    Is loose leaf organic tea good for you? Being the second most consumed beverage in the world after water you can imagine that large corporations have the interest to get the highest yield at the lowest cost? Unfortunately, this does mean that unless you do buy authentic organic certified teas, you will actually get the best loose-leaf tea! You may be drinking tea that contains levels of pesticides, fertilisers and other unnatural substances that could pose a risk to your overall health and will be. Organic food and teas are no longer just a fad bit has been scientifically proven to be much healthier for you over the long term and reduce your risk of some diseases.

    Is loose leaf tea better for you than bagged? Both green or black tea bags and loose-leaf tea are made from the same plant, called Camellia sinensis. However, tea bags usually have always had lower quality tea inside them. This is for many reasons:

    Teabags are generally much cheaper products that need to be retailed at competitive prices through traditional supermarkets, so manufacturers have used the most inexpensive grades of tea they can to bring the costs down.

    How much does loose leaf tea cost? Loose tea products, on the other hand, sell the best they can, like a fine wine so focus more on quality tea grades. As an example, in China, teas are graded by the size of their tea leaves and the way they look, while in India teas are classified by the size of the actual plant leaf. India also has a more stringent grading system evolved as a result of the operation of auction houses that developed under British rule where tea brokers bid for the best lots, often purely on site of the tea.

    The small size of the tea bags opening means that the leaves need to be smaller to fit inside. Loose leaf tea is much larger leaf size that most can't actually fit inside a teabag. A broken tea leaf may contain infuser quicker (great for a cheap tea bag on the go), but it also goes bitter faster and has less complicated flavour profile, which goes some way to explain why cheaper teas always need milk or sugar added.

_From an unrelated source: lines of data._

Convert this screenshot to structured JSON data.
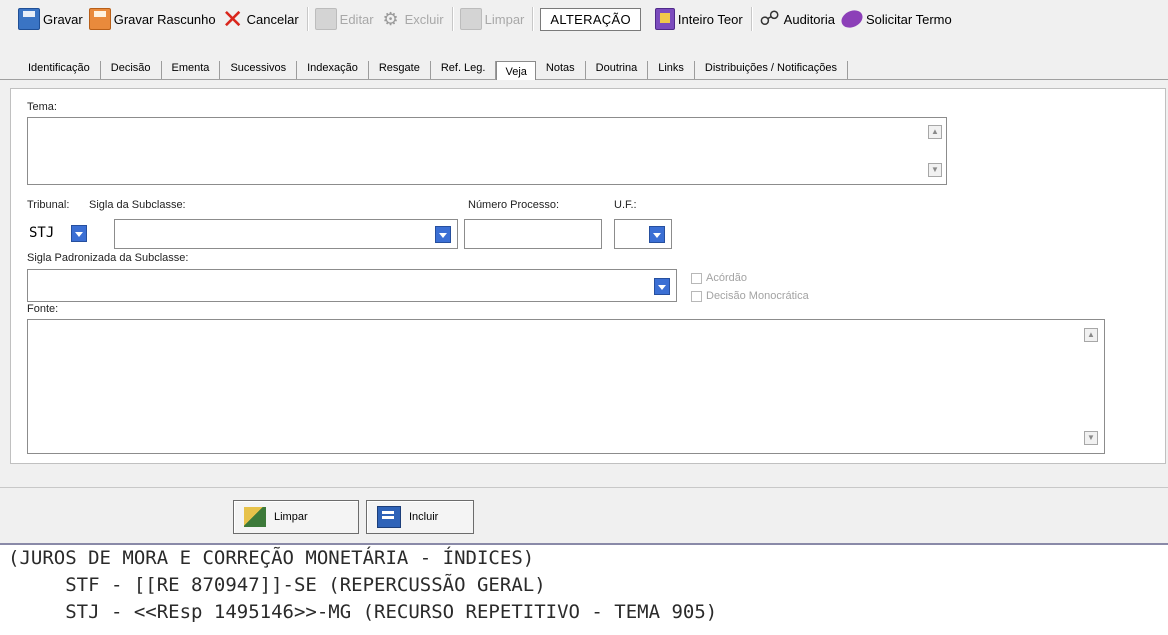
{
  "toolbar": {
    "save_label": "Gravar",
    "save_draft_label": "Gravar Rascunho",
    "cancel_label": "Cancelar",
    "edit_label": "Editar",
    "delete_label": "Excluir",
    "clear_label": "Limpar",
    "status": "ALTERAÇÃO",
    "full_text_label": "Inteiro Teor",
    "audit_label": "Auditoria",
    "request_term_label": "Solicitar Termo"
  },
  "tabs": [
    {
      "label": "Identificação",
      "active": false
    },
    {
      "label": "Decisão",
      "active": false
    },
    {
      "label": "Ementa",
      "active": false
    },
    {
      "label": "Sucessivos",
      "active": false
    },
    {
      "label": "Indexação",
      "active": false
    },
    {
      "label": "Resgate",
      "active": false
    },
    {
      "label": "Ref. Leg.",
      "active": false
    },
    {
      "label": "Veja",
      "active": true
    },
    {
      "label": "Notas",
      "active": false
    },
    {
      "label": "Doutrina",
      "active": false
    },
    {
      "label": "Links",
      "active": false
    },
    {
      "label": "Distribuições / Notificações",
      "active": false
    }
  ],
  "form": {
    "tema_label": "Tema:",
    "tema_value": "",
    "tribunal_label": "Tribunal:",
    "tribunal_value": "STJ",
    "sigla_subclasse_label": "Sigla da Subclasse:",
    "sigla_subclasse_value": "",
    "numero_processo_label": "Número Processo:",
    "numero_processo_value": "",
    "uf_label": "U.F.:",
    "uf_value": "",
    "sigla_padronizada_label": "Sigla Padronizada da Subclasse:",
    "sigla_padronizada_value": "",
    "acordao_label": "Acórdão",
    "decisao_monocratica_label": "Decisão Monocrática",
    "fonte_label": "Fonte:",
    "fonte_value": ""
  },
  "actions": {
    "limpar_label": "Limpar",
    "incluir_label": "Incluir"
  },
  "output_lines": [
    "(JUROS DE MORA E CORREÇÃO MONETÁRIA - ÍNDICES)",
    "     STF - [[RE 870947]]-SE (REPERCUSSÃO GERAL)",
    "     STJ - <<REsp 1495146>>-MG (RECURSO REPETITIVO - TEMA 905)"
  ]
}
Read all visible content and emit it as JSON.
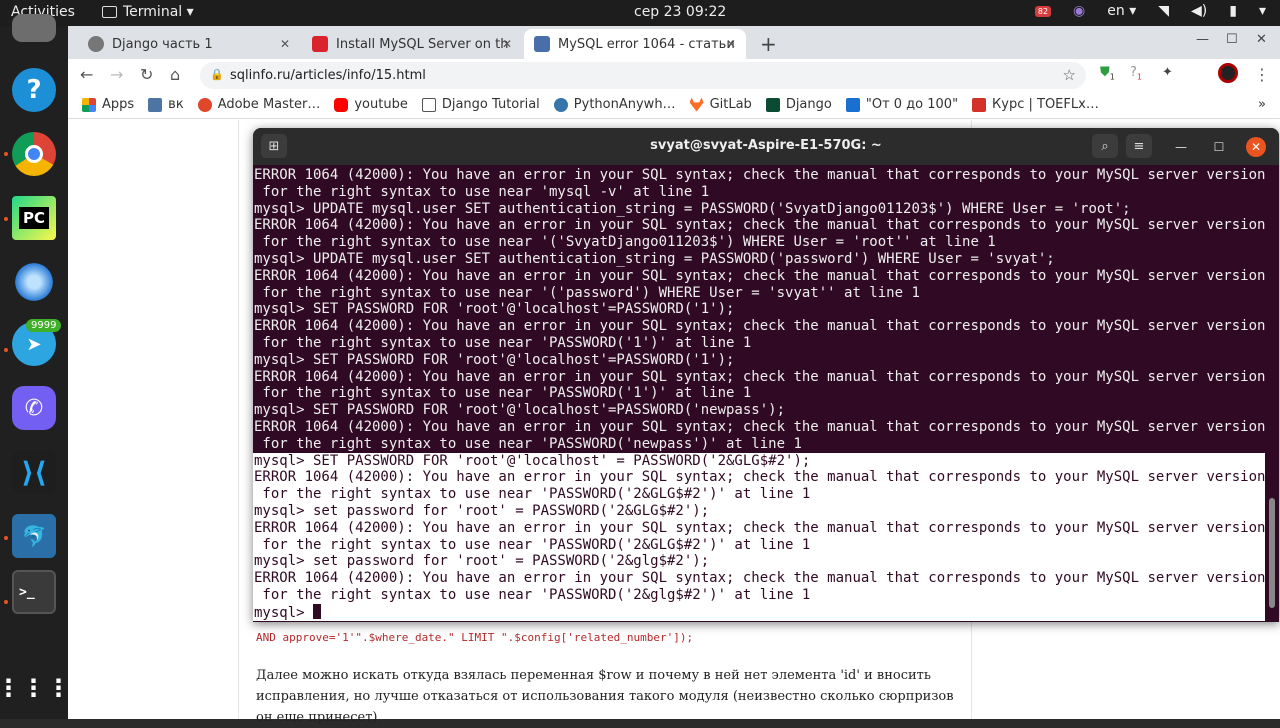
{
  "topbar": {
    "activities": "Activities",
    "app_menu": "Terminal ▾",
    "clock": "сер 23  09:22",
    "lang": "en ▾",
    "notif_count": "82"
  },
  "dock": {
    "telegram_badge": "9999",
    "pycharm_label": "PC",
    "help_label": "?"
  },
  "browser": {
    "tabs": [
      {
        "label": "Django часть 1"
      },
      {
        "label": "Install MySQL Server on th"
      },
      {
        "label": "MySQL error 1064 - статьи"
      }
    ],
    "url": "sqlinfo.ru/articles/info/15.html",
    "bookmarks": [
      "Apps",
      "вк",
      "Adobe Master…",
      "youtube",
      "Django Tutorial",
      "PythonAnywh…",
      "GitLab",
      "Django",
      "\"От 0 до 100\"",
      "Курс | TOEFLx…"
    ],
    "ext_badge_1": "1",
    "ext_badge_2": "1"
  },
  "page": {
    "code_line": "AND approve='1'\".$where_date.\" LIMIT \".$config['related_number']);",
    "paragraph": "Далее можно искать откуда взялась переменная $row и почему в ней нет элемента 'id' и вносить исправления, но лучше отказаться от использования такого модуля (неизвестно сколько сюрпризов он еще принесет)."
  },
  "terminal": {
    "title": "svyat@svyat-Aspire-E1-570G: ~",
    "lines": [
      "ERROR 1064 (42000): You have an error in your SQL syntax; check the manual that corresponds to your MySQL server version",
      " for the right syntax to use near 'mysql -v' at line 1",
      "mysql> UPDATE mysql.user SET authentication_string = PASSWORD('SvyatDjango011203$') WHERE User = 'root';",
      "ERROR 1064 (42000): You have an error in your SQL syntax; check the manual that corresponds to your MySQL server version",
      " for the right syntax to use near '('SvyatDjango011203$') WHERE User = 'root'' at line 1",
      "mysql> UPDATE mysql.user SET authentication_string = PASSWORD('password') WHERE User = 'svyat';",
      "ERROR 1064 (42000): You have an error in your SQL syntax; check the manual that corresponds to your MySQL server version",
      " for the right syntax to use near '('password') WHERE User = 'svyat'' at line 1",
      "mysql> SET PASSWORD FOR 'root'@'localhost'=PASSWORD('1');",
      "ERROR 1064 (42000): You have an error in your SQL syntax; check the manual that corresponds to your MySQL server version",
      " for the right syntax to use near 'PASSWORD('1')' at line 1",
      "mysql> SET PASSWORD FOR 'root'@'localhost'=PASSWORD('1');",
      "ERROR 1064 (42000): You have an error in your SQL syntax; check the manual that corresponds to your MySQL server version",
      " for the right syntax to use near 'PASSWORD('1')' at line 1",
      "mysql> SET PASSWORD FOR 'root'@'localhost'=PASSWORD('newpass');",
      "ERROR 1064 (42000): You have an error in your SQL syntax; check the manual that corresponds to your MySQL server version",
      " for the right syntax to use near 'PASSWORD('newpass')' at line 1",
      "mysql> SET PASSWORD FOR 'root'@'localhost' = PASSWORD('2&GLG$#2');",
      "ERROR 1064 (42000): You have an error in your SQL syntax; check the manual that corresponds to your MySQL server version",
      " for the right syntax to use near 'PASSWORD('2&GLG$#2')' at line 1",
      "mysql> set password for 'root' = PASSWORD('2&GLG$#2');",
      "ERROR 1064 (42000): You have an error in your SQL syntax; check the manual that corresponds to your MySQL server version",
      " for the right syntax to use near 'PASSWORD('2&GLG$#2')' at line 1",
      "mysql> set password for 'root' = PASSWORD('2&glg$#2');",
      "ERROR 1064 (42000): You have an error in your SQL syntax; check the manual that corresponds to your MySQL server version",
      " for the right syntax to use near 'PASSWORD('2&glg$#2')' at line 1",
      "mysql> "
    ]
  },
  "colors": {
    "terminal_bg": "#300a24",
    "ubuntu_orange": "#e95420"
  }
}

    What are the different types of loose teas? All tea was sold initially sold as loose only - that was before the era of the industrialised tea bag. So while we can still mostly buy selected speciality teas available as a loose tea, there is now a growing trend worldwide for consumers looking for more varieties and flavour teas as loose. At Chateau Rouge Fine Foods, we pack the exact same leaves in pyramid tea bags as we sell as loose. That way you are always assured to get the same premium quality!

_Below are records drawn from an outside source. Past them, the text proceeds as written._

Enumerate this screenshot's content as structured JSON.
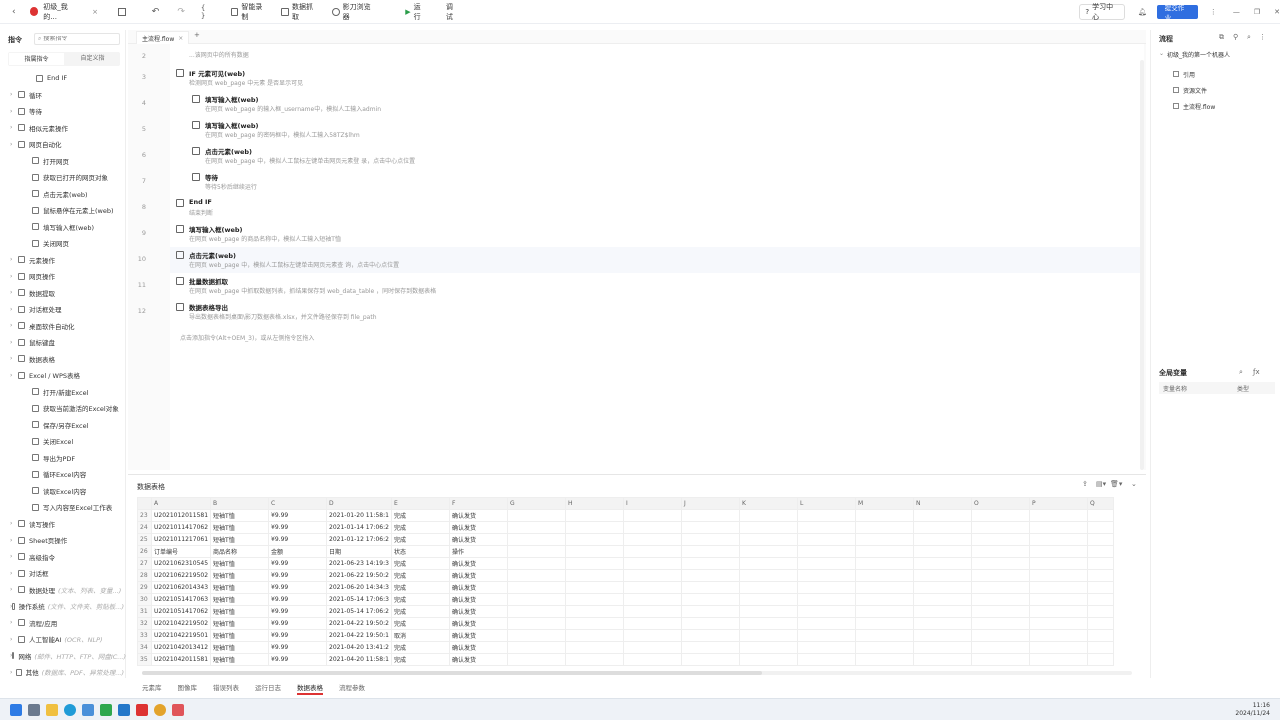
{
  "app": {
    "tab_title": "初级_我的...",
    "record_label": "智能录制",
    "grab_label": "数据抓取",
    "browser_label": "影刀浏览器",
    "run_label": "运行",
    "debug_label": "调试",
    "learn_label": "学习中心",
    "submit_label": "提交作业"
  },
  "left": {
    "header": "指令",
    "search_placeholder": "搜索指令",
    "tabs": [
      "指属指令",
      "自定义指"
    ],
    "items": [
      {
        "label": "End IF",
        "level": 2
      },
      {
        "label": "循环",
        "level": 0
      },
      {
        "label": "等待",
        "level": 0
      },
      {
        "label": "相似元素操作",
        "level": 0
      },
      {
        "label": "网页自动化",
        "level": 0
      },
      {
        "label": "打开网页",
        "level": 1
      },
      {
        "label": "获取已打开的网页对象",
        "level": 1
      },
      {
        "label": "点击元素(web)",
        "level": 1
      },
      {
        "label": "鼠标悬停在元素上(web)",
        "level": 1
      },
      {
        "label": "填写输入框(web)",
        "level": 1
      },
      {
        "label": "关闭网页",
        "level": 1
      },
      {
        "label": "元素操作",
        "level": 0
      },
      {
        "label": "网页操作",
        "level": 0
      },
      {
        "label": "数据提取",
        "level": 0
      },
      {
        "label": "对话框处理",
        "level": 0
      },
      {
        "label": "桌面软件自动化",
        "level": 0
      },
      {
        "label": "鼠标键盘",
        "level": 0
      },
      {
        "label": "数据表格",
        "level": 0
      },
      {
        "label": "Excel / WPS表格",
        "level": 0
      },
      {
        "label": "打开/新建Excel",
        "level": 1
      },
      {
        "label": "获取当前激活的Excel对象",
        "level": 1
      },
      {
        "label": "保存/另存Excel",
        "level": 1
      },
      {
        "label": "关闭Excel",
        "level": 1
      },
      {
        "label": "导出为PDF",
        "level": 1
      },
      {
        "label": "循环Excel内容",
        "level": 1
      },
      {
        "label": "读取Excel内容",
        "level": 1
      },
      {
        "label": "写入内容至Excel工作表",
        "level": 1
      },
      {
        "label": "读写操作",
        "level": 0
      },
      {
        "label": "Sheet页操作",
        "level": 0
      },
      {
        "label": "高级指令",
        "level": 0
      },
      {
        "label": "对话框",
        "level": 0
      },
      {
        "label": "数据处理",
        "level": 0,
        "hint": "(文本、列表、变量...)"
      },
      {
        "label": "操作系统",
        "level": 0,
        "hint": "(文件、文件夹、剪贴板...)"
      },
      {
        "label": "流程/应用",
        "level": 0
      },
      {
        "label": "人工智能AI",
        "level": 0,
        "hint": "(OCR、NLP)"
      },
      {
        "label": "网络",
        "level": 0,
        "hint": "(邮件、HTTP、FTP、网盘IC...)"
      },
      {
        "label": "其他",
        "level": 0,
        "hint": "(数据库、PDF、异常处理...)"
      }
    ]
  },
  "editor": {
    "tab": "主流程.flow",
    "hint": "点击添加指令(Alt+OEM_3)，或从左侧拖令区拖入",
    "rows": [
      {
        "n": "2",
        "title": "",
        "desc": "...该网页中的所有数据"
      },
      {
        "n": "3",
        "title": "IF 元素可见(web)",
        "desc": "检测网页 web_page 中元素 是否显示可见"
      },
      {
        "n": "4",
        "title": "填写输入框(web)",
        "desc": "在网页 web_page 的输入框_username中，模拟人工输入admin"
      },
      {
        "n": "5",
        "title": "填写输入框(web)",
        "desc": "在网页 web_page 的密码框中，模拟人工输入58TZ$lhm"
      },
      {
        "n": "6",
        "title": "点击元素(web)",
        "desc": "在网页 web_page 中，模拟人工鼠标左键单击网页元素登 录，点击中心点位置"
      },
      {
        "n": "7",
        "title": "等待",
        "desc": "等待5秒后继续运行"
      },
      {
        "n": "8",
        "title": "End IF",
        "desc": "结束判断"
      },
      {
        "n": "9",
        "title": "填写输入框(web)",
        "desc": "在网页 web_page 的商品名称中，模拟人工输入短袖T恤"
      },
      {
        "n": "10",
        "title": "点击元素(web)",
        "desc": "在网页 web_page 中，模拟人工鼠标左键单击网页元素查 询，点击中心点位置"
      },
      {
        "n": "11",
        "title": "批量数据抓取",
        "desc": "在网页 web_page 中抓取数据列表，抓结果保存到 web_data_table ，同时保存到数据表格"
      },
      {
        "n": "12",
        "title": "数据表格导出",
        "desc": "导出数据表格到桌面\\影刀数据表格.xlsx，并文件路径保存到 file_path"
      }
    ]
  },
  "right": {
    "header": "流程",
    "robot": "初级_我的第一个机器人",
    "items": [
      "引用",
      "资源文件",
      "主流程.flow"
    ],
    "vars_header": "全局变量",
    "var_cols": [
      "变量名称",
      "类型"
    ]
  },
  "bottom": {
    "title": "数据表格",
    "columns": [
      "A",
      "B",
      "C",
      "D",
      "E",
      "F",
      "G",
      "H",
      "I",
      "J",
      "K",
      "L",
      "M",
      "N",
      "O",
      "P",
      "Q"
    ],
    "rows": [
      [
        "23",
        "U2021012011581",
        "短袖T恤",
        "¥9.99",
        "2021-01-20 11:58:1",
        "完成",
        "确认发货"
      ],
      [
        "24",
        "U2021011417062",
        "短袖T恤",
        "¥9.99",
        "2021-01-14 17:06:2",
        "完成",
        "确认发货"
      ],
      [
        "25",
        "U2021011217061",
        "短袖T恤",
        "¥9.99",
        "2021-01-12 17:06:2",
        "完成",
        "确认发货"
      ],
      [
        "26",
        "订单编号",
        "商品名称",
        "金额",
        "日期",
        "状态",
        "操作"
      ],
      [
        "27",
        "U2021062310545",
        "短袖T恤",
        "¥9.99",
        "2021-06-23 14:19:3",
        "完成",
        "确认发货"
      ],
      [
        "28",
        "U2021062219502",
        "短袖T恤",
        "¥9.99",
        "2021-06-22 19:50:2",
        "完成",
        "确认发货"
      ],
      [
        "29",
        "U2021062014343",
        "短袖T恤",
        "¥9.99",
        "2021-06-20 14:34:3",
        "完成",
        "确认发货"
      ],
      [
        "30",
        "U2021051417063",
        "短袖T恤",
        "¥9.99",
        "2021-05-14 17:06:3",
        "完成",
        "确认发货"
      ],
      [
        "31",
        "U2021051417062",
        "短袖T恤",
        "¥9.99",
        "2021-05-14 17:06:2",
        "完成",
        "确认发货"
      ],
      [
        "32",
        "U2021042219502",
        "短袖T恤",
        "¥9.99",
        "2021-04-22 19:50:2",
        "完成",
        "确认发货"
      ],
      [
        "33",
        "U2021042219501",
        "短袖T恤",
        "¥9.99",
        "2021-04-22 19:50:1",
        "取消",
        "确认发货"
      ],
      [
        "34",
        "U2021042013412",
        "短袖T恤",
        "¥9.99",
        "2021-04-20 13:41:2",
        "完成",
        "确认发货"
      ],
      [
        "35",
        "U2021042011581",
        "短袖T恤",
        "¥9.99",
        "2021-04-20 11:58:1",
        "完成",
        "确认发货"
      ]
    ],
    "tabs": [
      "元素库",
      "图像库",
      "错误列表",
      "运行日志",
      "数据表格",
      "流程参数"
    ],
    "active_tab": "数据表格"
  },
  "taskbar": {
    "time": "11:16",
    "date": "2024/11/24"
  }
}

    What is the difference between green or black loose-leaf tea? All green, black or white teas come from the same tea plant. They are only manufactured in slightly different ways and from various parts of the world at different altitudes, but virtually all from the exact same original plant that dates back all the way to China. Sound a bit like wine, well they are very similar in lots of ways!

  • How much caffeine in tea? Is there caffeine in loose leaf tea? Yes, there is caffeine in all types of tea, albeit this can vary allot between different varieties? Most regular tea drinkers in England enjoy some form of tea for breakfast at home and then coffee outside at a coffee chain. Even if you substitute your morning black tea with healthier green tea or a decaffeinated black tea, it still has some caffeine. The only way to eliminate caffeine entirely is to drink caffeine-free herbal teas like rooibos or Honeybush - these can be brewed strong without going bitter as they contain no tannins and can be made the same way as you would a black tea with milk. Which makes red-bush tea perfect for as a healthier alternative for any breakfast.

    How much caffeine is there really in green tea? According to research black tea leaves has 25-48 mg of caffeine per cup brewed vs green tea 25-29 mg. A cup of black tea uses more tea leaves (as it is denser) than an equivalent serving of less processed green. This really means that gram per gram both contain the same amount of caffeine - and are still a much healthier alternative to coffee, which on average has 95-160 mg per cup, more if you get a large grande or takeaway cup with up to 4 shots (that's even before you add all that extra milk and any flavouring or sugary syrups)!